Hepfer’s idea was to mix it up with this odd composer couple, alternating movements of “Pléïades” and “Sonorum,” with the latter serving as something of an aural palate cleanser for the Xenakis onslaught. That may have meant missing the hoped-for perception-altering transcendence that Xenakis intended, but it added a curious new context for listening to both composers and to thinking about the various ways that music was breaking apart in the 1970s. It also gave the more-than-impressive dozen percussionists sweating blood a helpful break, to say nothing for a listener’s hearing. I’ve studied the score of “Pléïdes,” and I don’t know how these musicians do it.
But context happens to be, along with stunning performances of epic work, a big part of Hepfer’s MEC success. He previewed the season with Steve Reich’s 1971 “Drumming” at the Getty (which I missed) and Morton Feldman’s nearly five-hour 1984 “For Philip Guston” at the Hauser & Wirth gallery, where there is a Guston exhibition. Both of these American works take apart and rhythmically fraction minimal musical materials in exacting ways that feel more like fresh reinvention. Feldman’s trio (played by Hepfer, pianist Brendan Nguyen and flutist Christine Tavolacci) proved spellbinding. The audience was free to come and go, but most stayed put and listened as if not being able to help themselves. None of us wanted to miss anything, even though we knew we wouldn’t, so gradual the change.

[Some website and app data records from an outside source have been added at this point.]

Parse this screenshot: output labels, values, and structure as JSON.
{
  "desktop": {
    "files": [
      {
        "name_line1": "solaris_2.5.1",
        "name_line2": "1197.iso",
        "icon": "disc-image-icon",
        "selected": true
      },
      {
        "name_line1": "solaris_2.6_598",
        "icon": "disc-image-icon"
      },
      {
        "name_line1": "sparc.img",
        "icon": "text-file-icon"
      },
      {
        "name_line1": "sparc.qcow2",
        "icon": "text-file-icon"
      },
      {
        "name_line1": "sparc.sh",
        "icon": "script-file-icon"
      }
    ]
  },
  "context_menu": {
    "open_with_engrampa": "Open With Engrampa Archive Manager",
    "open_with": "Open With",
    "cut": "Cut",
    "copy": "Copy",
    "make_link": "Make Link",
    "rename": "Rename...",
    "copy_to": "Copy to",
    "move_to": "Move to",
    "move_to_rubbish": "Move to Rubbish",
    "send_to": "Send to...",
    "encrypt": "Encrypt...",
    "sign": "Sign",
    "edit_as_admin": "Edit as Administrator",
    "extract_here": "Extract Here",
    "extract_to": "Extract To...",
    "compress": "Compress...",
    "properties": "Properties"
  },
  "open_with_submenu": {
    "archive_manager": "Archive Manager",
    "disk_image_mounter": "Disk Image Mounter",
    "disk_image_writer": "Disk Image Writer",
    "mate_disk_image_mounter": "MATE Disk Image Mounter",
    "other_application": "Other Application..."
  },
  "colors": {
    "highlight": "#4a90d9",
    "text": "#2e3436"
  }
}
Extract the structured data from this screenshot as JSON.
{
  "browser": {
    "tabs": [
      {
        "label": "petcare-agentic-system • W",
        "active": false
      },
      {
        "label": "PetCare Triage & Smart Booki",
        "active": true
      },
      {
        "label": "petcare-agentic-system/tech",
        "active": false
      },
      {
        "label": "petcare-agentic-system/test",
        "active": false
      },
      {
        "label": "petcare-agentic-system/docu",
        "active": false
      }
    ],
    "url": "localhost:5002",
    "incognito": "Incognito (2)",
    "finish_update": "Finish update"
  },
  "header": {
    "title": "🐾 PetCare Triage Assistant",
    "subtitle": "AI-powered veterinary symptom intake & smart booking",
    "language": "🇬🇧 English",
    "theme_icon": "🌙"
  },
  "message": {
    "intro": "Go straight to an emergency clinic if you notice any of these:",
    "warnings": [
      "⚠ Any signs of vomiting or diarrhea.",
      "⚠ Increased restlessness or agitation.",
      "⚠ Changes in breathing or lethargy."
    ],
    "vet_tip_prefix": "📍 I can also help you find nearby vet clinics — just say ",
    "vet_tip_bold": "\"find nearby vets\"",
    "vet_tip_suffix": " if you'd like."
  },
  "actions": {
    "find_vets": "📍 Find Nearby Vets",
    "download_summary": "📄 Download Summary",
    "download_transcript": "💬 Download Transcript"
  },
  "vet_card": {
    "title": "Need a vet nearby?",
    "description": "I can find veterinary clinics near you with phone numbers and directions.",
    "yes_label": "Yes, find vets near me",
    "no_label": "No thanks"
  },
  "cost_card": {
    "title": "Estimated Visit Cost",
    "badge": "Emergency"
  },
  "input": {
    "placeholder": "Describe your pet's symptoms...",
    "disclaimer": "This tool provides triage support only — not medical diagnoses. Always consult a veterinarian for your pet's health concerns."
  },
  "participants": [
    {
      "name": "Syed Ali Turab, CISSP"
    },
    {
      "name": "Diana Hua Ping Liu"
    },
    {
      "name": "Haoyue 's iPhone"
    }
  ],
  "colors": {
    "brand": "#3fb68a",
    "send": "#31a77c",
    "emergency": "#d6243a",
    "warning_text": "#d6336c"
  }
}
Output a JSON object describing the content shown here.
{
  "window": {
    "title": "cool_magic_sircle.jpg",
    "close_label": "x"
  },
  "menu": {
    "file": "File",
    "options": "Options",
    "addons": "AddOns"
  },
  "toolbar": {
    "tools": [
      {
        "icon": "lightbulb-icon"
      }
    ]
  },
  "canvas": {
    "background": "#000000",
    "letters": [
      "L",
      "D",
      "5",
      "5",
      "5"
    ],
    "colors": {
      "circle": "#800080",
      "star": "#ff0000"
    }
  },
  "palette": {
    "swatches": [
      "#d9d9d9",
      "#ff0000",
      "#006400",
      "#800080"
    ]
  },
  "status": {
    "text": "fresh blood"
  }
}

Hepfer further framed Monday’s program by introducing it with a tribute to the late pianist Márta Kurtág: five, short piano duets that her husband, Hungarian composer György Kurtág, wrote for them. Each was an exquisite arrangement of music from the 14th to 18th centuries, just the kind of thing MEC once heralded. They were luminously played by Gloria Cheng and Vicki Ray, two well-known members of the Piano Spheres series founded by their mentor, Leonard Stein, who just happened to have been one of the original MEC figures.
Still, it was the ground-shaking-under-your-feet, air-vibrating-inside-your-brain “Pléïades,” no matter the composer’s hocus pocus, that delivered the irrepressible shock of the new. Within Xenakis’ astonishing resonances were the seeming source of the 80-year-old Monday Evening Concerts’ fountain of youth.